TASK
Your answer should consist of the lines in the data below that contain "screenshot".

SUPPLIED MATERIAL
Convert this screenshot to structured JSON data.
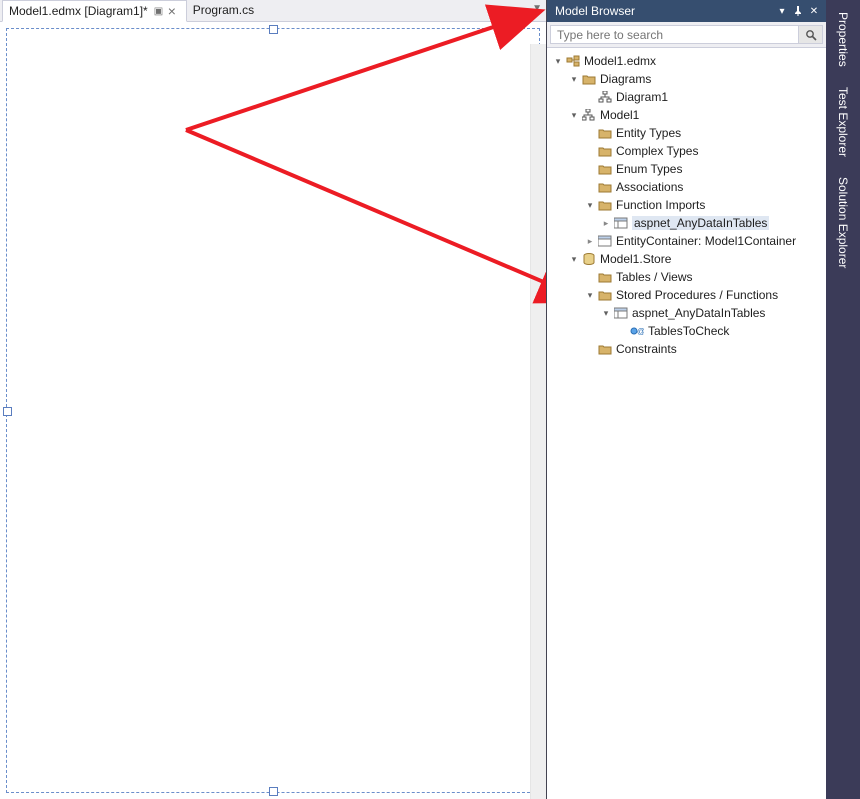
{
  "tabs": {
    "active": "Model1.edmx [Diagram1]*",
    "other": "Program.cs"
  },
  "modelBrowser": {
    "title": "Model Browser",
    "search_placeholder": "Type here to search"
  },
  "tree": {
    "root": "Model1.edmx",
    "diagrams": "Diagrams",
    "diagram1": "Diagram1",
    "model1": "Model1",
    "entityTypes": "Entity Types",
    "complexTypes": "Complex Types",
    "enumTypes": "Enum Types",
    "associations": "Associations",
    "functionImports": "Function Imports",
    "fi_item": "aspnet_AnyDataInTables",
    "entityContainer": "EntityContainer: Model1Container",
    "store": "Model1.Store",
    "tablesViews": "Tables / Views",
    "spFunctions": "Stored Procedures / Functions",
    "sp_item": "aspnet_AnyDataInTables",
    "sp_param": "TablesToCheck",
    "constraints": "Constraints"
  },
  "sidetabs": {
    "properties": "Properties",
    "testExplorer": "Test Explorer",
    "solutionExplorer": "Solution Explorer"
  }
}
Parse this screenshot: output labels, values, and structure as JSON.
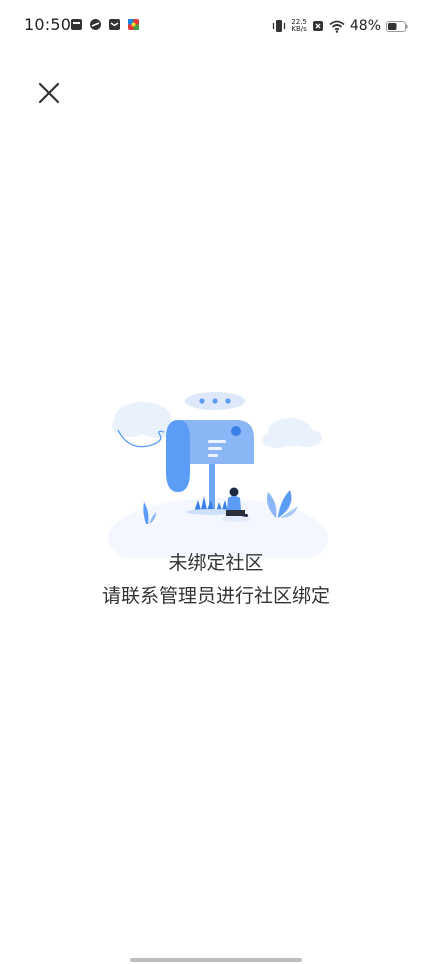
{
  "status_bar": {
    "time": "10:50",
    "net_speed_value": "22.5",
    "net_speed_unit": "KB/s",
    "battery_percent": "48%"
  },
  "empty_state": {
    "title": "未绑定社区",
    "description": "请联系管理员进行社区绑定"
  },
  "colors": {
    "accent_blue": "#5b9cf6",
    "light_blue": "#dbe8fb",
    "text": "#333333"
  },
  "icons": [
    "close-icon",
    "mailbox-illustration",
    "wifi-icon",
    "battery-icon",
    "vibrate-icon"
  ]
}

OUTPUT
Convert this screenshot to structured JSON data.
Parse this screenshot: output labels, values, and structure as JSON.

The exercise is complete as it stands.